In my local café in which the locals gather to gossip, a recent topic of debate was about the misfortunes of a baker who owns a boulangerie near Troyes in the Champagne region. He decided to open his boulangerie 7 days a week in the summer of 2017 in order to serve the needs of the many tourists who flocked to the area. All well and good you might think, but non. Someone, who is not owning up to it, reported him for contravening a local decree that prevents anyone working 7 days a week, even if it is their own business and they choose to do so. The labour union that was tasked with enforcing the law was apparently reluctant to do so, especially as the baker was supported by the local Mayor and residents. They asked other local business owners if they agreed that the baker should be fined. Astoundingly, the result was yes, and the baker was fined €3000. So far, he has refused to cough up.
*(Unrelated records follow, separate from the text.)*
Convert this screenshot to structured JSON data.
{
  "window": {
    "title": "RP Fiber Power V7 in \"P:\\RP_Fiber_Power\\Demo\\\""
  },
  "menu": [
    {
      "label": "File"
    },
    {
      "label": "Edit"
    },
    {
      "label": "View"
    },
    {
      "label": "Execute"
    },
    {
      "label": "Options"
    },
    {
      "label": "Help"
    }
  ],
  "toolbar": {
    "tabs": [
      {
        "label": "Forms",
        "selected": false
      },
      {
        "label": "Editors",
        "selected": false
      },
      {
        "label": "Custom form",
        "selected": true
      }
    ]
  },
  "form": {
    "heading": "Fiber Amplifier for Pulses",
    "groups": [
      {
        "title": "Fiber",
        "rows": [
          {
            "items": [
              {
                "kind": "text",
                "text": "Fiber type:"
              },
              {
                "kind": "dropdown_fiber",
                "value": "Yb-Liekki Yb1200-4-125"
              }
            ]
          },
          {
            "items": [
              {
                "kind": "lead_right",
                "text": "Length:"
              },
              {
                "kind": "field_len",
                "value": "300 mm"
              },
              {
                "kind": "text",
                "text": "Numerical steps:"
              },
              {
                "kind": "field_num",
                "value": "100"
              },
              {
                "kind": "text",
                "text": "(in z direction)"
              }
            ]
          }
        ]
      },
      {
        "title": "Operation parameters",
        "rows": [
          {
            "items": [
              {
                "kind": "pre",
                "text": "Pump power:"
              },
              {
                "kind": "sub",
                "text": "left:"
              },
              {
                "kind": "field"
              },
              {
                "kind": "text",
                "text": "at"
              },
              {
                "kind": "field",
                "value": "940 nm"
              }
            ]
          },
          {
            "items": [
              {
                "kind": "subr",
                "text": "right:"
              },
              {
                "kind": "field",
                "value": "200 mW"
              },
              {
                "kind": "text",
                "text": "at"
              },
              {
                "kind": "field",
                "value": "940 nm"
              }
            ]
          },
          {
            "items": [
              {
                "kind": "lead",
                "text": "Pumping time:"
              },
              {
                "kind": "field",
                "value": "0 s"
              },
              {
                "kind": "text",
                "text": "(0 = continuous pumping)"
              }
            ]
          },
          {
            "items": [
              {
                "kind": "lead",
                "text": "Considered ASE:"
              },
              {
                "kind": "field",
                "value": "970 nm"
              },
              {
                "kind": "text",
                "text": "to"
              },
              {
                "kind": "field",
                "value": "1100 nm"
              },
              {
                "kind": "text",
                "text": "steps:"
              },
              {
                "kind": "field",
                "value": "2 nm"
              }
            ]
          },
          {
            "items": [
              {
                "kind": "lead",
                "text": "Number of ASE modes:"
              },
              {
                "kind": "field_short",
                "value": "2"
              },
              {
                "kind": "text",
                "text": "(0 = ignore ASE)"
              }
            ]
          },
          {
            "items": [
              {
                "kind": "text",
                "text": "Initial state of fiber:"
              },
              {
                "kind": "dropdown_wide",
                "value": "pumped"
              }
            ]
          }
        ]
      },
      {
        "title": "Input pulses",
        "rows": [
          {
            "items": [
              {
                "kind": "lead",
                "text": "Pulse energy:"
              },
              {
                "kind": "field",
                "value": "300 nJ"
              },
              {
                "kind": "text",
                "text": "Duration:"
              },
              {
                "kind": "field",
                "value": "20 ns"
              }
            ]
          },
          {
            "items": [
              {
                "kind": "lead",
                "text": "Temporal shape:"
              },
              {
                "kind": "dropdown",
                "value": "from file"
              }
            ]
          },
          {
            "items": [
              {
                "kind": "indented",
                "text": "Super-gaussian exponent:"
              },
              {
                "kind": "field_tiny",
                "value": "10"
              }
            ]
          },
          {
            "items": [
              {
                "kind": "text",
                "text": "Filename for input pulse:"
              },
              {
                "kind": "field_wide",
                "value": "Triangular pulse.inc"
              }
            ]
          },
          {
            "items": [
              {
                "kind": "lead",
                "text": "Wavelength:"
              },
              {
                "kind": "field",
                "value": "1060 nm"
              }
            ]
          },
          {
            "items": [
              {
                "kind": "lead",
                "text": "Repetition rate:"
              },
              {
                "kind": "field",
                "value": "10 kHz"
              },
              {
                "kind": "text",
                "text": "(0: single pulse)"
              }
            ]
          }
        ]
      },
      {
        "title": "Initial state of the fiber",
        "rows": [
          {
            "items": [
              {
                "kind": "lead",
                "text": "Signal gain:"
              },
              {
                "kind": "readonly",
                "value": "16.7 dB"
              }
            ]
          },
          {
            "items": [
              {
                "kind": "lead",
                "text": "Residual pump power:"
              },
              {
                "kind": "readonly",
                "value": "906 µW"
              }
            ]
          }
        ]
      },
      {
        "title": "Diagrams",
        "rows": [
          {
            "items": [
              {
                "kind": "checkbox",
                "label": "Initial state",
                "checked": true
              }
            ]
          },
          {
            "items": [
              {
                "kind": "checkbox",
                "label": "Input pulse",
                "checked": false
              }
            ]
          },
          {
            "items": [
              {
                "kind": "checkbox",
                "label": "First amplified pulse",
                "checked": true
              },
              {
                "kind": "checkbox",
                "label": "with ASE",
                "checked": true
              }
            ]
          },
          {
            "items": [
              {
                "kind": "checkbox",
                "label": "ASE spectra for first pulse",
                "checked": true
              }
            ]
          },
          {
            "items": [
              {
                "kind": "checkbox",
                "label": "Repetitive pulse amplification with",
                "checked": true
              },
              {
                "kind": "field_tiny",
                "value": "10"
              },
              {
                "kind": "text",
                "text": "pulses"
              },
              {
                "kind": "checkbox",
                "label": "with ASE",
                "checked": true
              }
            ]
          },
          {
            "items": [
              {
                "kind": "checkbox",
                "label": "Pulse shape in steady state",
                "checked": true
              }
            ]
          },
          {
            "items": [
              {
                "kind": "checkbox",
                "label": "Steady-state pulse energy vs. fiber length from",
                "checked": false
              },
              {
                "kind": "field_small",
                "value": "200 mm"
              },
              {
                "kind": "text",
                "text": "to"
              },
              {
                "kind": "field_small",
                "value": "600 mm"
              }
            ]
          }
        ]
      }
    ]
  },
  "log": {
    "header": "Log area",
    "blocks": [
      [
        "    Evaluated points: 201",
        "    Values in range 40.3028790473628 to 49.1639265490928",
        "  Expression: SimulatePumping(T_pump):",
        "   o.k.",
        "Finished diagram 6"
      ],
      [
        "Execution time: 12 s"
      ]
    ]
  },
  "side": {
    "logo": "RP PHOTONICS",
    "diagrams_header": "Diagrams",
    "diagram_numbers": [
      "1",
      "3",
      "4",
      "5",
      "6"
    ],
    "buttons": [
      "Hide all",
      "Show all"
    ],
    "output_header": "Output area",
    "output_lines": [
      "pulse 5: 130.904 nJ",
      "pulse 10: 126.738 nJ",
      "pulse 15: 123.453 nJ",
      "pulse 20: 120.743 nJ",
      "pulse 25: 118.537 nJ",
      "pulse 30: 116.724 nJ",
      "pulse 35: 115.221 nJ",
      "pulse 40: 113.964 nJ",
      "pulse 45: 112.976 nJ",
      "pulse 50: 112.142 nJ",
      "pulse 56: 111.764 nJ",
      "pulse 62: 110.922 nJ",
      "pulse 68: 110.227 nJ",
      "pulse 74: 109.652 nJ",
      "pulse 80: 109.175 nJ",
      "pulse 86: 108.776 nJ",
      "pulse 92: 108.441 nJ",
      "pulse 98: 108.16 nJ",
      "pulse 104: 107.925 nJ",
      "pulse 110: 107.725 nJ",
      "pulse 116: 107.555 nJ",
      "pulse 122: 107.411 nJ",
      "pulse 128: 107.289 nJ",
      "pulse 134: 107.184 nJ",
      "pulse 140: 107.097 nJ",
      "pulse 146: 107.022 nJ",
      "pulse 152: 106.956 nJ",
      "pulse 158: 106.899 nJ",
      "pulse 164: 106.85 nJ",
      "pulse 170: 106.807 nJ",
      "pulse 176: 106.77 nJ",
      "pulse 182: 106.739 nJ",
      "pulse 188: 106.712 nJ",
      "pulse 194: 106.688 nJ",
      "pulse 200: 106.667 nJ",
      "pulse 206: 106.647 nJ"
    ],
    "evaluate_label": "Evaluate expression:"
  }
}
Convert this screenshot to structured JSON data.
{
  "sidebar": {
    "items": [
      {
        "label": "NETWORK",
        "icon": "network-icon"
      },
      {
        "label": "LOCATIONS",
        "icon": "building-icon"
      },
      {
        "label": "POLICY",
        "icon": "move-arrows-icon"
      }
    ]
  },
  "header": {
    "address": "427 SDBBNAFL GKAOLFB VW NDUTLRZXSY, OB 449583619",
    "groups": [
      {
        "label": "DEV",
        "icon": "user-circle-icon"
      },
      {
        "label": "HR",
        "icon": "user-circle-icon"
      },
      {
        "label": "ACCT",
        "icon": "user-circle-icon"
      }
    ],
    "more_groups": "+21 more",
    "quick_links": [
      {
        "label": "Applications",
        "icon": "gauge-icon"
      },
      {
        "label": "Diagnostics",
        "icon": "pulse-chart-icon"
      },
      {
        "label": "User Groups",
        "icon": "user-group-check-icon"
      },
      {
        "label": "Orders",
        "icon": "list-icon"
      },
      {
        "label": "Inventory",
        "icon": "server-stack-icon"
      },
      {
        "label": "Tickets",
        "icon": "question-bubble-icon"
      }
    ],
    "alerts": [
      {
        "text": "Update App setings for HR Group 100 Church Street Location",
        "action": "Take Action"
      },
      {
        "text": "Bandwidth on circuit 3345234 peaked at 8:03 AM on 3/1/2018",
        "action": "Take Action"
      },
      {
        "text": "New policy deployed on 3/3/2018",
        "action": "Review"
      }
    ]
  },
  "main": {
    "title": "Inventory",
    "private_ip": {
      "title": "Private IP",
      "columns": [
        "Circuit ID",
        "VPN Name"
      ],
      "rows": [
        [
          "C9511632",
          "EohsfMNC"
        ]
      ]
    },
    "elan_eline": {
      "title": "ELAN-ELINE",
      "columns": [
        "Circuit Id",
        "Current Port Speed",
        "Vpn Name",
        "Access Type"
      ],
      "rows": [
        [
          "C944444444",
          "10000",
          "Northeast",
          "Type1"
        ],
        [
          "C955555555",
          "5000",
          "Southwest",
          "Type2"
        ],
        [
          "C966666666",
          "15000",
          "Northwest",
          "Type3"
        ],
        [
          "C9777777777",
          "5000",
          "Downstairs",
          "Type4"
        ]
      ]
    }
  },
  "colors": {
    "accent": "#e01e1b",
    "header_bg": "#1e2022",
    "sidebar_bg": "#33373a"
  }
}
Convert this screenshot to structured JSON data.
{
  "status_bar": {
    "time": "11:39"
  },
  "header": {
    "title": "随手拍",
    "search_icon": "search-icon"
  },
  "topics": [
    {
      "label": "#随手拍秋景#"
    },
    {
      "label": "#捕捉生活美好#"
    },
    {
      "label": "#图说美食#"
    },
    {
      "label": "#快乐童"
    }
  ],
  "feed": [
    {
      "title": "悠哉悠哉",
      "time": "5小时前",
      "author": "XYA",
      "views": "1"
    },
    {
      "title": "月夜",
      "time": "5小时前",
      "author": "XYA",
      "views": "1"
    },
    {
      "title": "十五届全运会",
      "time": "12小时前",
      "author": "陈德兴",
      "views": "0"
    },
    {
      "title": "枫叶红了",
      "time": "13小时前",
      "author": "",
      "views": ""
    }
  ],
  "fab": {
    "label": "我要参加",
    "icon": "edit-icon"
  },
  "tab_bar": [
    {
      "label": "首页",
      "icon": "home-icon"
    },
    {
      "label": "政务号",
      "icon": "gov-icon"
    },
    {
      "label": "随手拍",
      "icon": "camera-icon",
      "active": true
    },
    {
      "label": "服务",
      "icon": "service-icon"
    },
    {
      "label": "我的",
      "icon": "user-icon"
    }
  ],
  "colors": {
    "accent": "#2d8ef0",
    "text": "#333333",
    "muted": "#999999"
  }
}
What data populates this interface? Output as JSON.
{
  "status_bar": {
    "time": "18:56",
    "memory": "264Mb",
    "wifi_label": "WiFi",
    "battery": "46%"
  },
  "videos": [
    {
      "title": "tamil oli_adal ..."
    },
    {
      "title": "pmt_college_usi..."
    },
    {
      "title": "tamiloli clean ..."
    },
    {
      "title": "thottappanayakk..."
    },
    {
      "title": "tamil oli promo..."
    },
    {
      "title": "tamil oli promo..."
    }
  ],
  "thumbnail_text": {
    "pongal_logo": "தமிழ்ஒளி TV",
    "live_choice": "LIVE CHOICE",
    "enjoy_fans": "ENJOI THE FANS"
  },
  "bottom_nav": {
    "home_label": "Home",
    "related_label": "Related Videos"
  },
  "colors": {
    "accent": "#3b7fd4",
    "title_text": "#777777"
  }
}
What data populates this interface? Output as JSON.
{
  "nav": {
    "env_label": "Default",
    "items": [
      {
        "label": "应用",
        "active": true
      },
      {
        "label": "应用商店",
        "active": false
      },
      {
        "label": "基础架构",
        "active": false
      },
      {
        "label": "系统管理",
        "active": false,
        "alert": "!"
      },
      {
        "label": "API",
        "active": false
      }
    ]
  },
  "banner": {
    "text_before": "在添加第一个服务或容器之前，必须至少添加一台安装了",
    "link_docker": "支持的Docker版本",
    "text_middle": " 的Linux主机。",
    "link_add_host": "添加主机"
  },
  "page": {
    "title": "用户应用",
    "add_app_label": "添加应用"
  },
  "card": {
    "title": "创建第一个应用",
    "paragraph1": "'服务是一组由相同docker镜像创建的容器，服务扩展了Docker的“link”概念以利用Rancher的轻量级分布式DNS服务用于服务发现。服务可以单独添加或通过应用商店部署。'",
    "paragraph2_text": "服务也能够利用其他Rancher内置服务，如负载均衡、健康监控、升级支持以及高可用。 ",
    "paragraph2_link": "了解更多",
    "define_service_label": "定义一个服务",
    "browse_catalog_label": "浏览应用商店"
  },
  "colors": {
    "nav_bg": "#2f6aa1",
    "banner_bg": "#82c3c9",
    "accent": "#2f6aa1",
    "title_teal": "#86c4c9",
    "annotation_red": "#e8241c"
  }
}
Illegal to call a pig Napoleon in France
You might think that strange enough but there’s more. I have a plastic pig in my garden – don’t ask, I don’t know why I bought it but plastic animals are popular in my part of France, so it doesn’t look as out of place as you might think! I did think about getting real pigs but it’s a lot of work mucking them out and with 70 animals already, I’m not inclined to do more mucking stuff. I told Annie the local café owner about my plastic cochon and said I was going to call it Napoleon. “Ah non” she said, “You can’t do that, it’s against the law”. And, it’s true. It’s illegal to call a pig Napoleon in France, maybe even a plastic one.
Against the law to kiss at a train station in France
There are plenty of peculiar laws in France I’ve since discovered. Did you know for instance it’s illegal to kiss at a train station in France? No one seems to be aware as far as I can tell as I travel a lot on the trains and see plenty of smooching.
There is a centuries old law that requires all French citizens keep a haystack handy, in case the King passes by and needs hay for his horse. Curiously enough, I actually comply with the law here, my chickens have plenty of hay and should the King of France ever come trotting by and require some, he’s welcome to it.
Perhaps the most odd law of all is that it is legal in France to marry a dead person, though you do need the permission of the President and you must have a good reason to do so.
I still have much to learn about France it seems, and some of it is very quaint!